# cp j2re-1.4.1-01-linux-i586-gcc3.2.bin /opt
# cd /opt
# chmod +x j2re-1.4.1-01-linux-i586-gcc3.2.bin
# ./j2re-1.4.1-01-linux-i586-gcc3.2.bin

You will be prompted to accept the licence and then the files will be unpackaged into the directory.

After installation completes, you will need to make a symbolic link to your Mozilla plug-in directory. Assuming that Mozilla is installed under /opt/mozilla, your plug-in directory becomes /opt/mozilla/plugins/.

# ln -s /opt/j2re1.4.1/plugin/i386/mozilla/ /opt/mozilla/plugins/

After you have done that, open Mozilla and click on "Help" and "About Plugins". You should see Java registered as one of the plug-ins recognized by Mozilla.

IBM's version 1.4.1 Java comes with plug-in files that should work with Mozilla 1.4 and better, but I have not tried them. If you have tried them successfully, please write me !

Appendix C. Classpath Considerations for version 1.4.x and 1.3.1

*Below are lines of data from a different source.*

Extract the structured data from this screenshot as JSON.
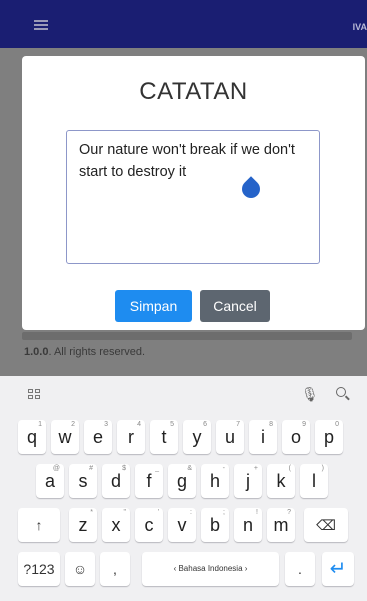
{
  "appbar": {
    "brand": "IVA",
    "menu_icon": "hamburger-icon"
  },
  "page": {
    "footer_version": "1.0.0",
    "footer_text": ". All rights reserved."
  },
  "modal": {
    "title": "CATATAN",
    "note_value": "Our nature won't break if we don't start to destroy it",
    "save_label": "Simpan",
    "cancel_label": "Cancel"
  },
  "keyboard": {
    "toolbar_icons": [
      "grid-icon",
      "mic-icon",
      "search-icon"
    ],
    "row1": [
      {
        "k": "q",
        "h": "1"
      },
      {
        "k": "w",
        "h": "2"
      },
      {
        "k": "e",
        "h": "3"
      },
      {
        "k": "r",
        "h": "4"
      },
      {
        "k": "t",
        "h": "5"
      },
      {
        "k": "y",
        "h": "6"
      },
      {
        "k": "u",
        "h": "7"
      },
      {
        "k": "i",
        "h": "8"
      },
      {
        "k": "o",
        "h": "9"
      },
      {
        "k": "p",
        "h": "0"
      }
    ],
    "row2": [
      {
        "k": "a",
        "h": "@"
      },
      {
        "k": "s",
        "h": "#"
      },
      {
        "k": "d",
        "h": "$"
      },
      {
        "k": "f",
        "h": "_"
      },
      {
        "k": "g",
        "h": "&"
      },
      {
        "k": "h",
        "h": "-"
      },
      {
        "k": "j",
        "h": "+"
      },
      {
        "k": "k",
        "h": "("
      },
      {
        "k": "l",
        "h": ")"
      }
    ],
    "row3": [
      {
        "k": "z",
        "h": "*"
      },
      {
        "k": "x",
        "h": "\""
      },
      {
        "k": "c",
        "h": "'"
      },
      {
        "k": "v",
        "h": ":"
      },
      {
        "k": "b",
        "h": ";"
      },
      {
        "k": "n",
        "h": "!"
      },
      {
        "k": "m",
        "h": "?"
      }
    ],
    "shift_label": "↑",
    "backspace_label": "⌫",
    "numbers_label": "?123",
    "emoji_label": "☺",
    "comma_label": ",",
    "space_label": "‹ Bahasa Indonesia ›",
    "period_label": ".",
    "enter_label": "↵"
  }
}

There are some significant changes going from version 1.3.x to 1.4.x for the IBM Java Development Kit. For 1.3.x and earlier versions, there is a file called rt.jar that sometimes needs to be explicitly included inside the CLASSPATH environment variable. Previously, this was necessary for Linux systems running double-byte language localizations, such as Japanese, Korean or Chinese. It was sometimes necessary when the Java Plug-In fails to be recognized by Mozilla.

In Sun's Java SDK, the file rt.jar is present in all versions including 1.4.1 (to my knowledge anyway). For IBM's Java SDK, this file no longer exists from version 1.4.0 onwards. Instead, this humongous file is broken up into several smaller files, such as graphics.jar, security.jar, server.jar, etc. This can sometimes cause problems with IDEs that try to autodetect your CLASSPATH. Earlier versions of Eclipse had this problem, but from version 2.1.1 onwards, this seems to have been resolved.

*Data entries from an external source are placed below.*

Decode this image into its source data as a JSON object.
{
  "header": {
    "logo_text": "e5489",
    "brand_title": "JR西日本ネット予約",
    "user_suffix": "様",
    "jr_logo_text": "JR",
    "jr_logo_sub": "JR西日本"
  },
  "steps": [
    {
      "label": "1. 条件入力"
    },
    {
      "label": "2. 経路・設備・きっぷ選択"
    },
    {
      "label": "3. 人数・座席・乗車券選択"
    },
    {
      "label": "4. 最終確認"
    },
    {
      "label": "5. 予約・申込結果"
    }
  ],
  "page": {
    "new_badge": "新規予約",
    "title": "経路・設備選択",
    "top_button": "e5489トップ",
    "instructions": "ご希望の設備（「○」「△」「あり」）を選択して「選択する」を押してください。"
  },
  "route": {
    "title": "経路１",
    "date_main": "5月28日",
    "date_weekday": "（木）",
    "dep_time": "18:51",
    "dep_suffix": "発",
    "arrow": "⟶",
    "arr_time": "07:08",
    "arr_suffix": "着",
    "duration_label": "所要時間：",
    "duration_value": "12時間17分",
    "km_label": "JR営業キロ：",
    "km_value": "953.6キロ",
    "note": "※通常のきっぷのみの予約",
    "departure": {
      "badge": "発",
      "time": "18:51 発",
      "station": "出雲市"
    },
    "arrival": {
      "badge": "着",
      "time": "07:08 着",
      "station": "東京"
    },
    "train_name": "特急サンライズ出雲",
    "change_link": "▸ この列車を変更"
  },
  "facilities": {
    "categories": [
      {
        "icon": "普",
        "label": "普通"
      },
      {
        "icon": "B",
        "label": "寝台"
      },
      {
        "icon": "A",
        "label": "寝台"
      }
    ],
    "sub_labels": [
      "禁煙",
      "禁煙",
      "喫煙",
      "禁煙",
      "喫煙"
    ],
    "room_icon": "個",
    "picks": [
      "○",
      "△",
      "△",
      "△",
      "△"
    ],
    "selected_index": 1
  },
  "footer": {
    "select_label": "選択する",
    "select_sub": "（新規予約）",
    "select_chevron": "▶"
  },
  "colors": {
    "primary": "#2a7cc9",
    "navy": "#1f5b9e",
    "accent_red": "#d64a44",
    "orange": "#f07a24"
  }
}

You should not need to declare your CLASSPATH explicitly for rt.jar or their component files, for version 1.4.1. You will need to declare additional libraries, such as JDBC drivers, etc., inside the CLASSPATH though. There are some other considerations, though, and these are covered in the SDK User Guide README.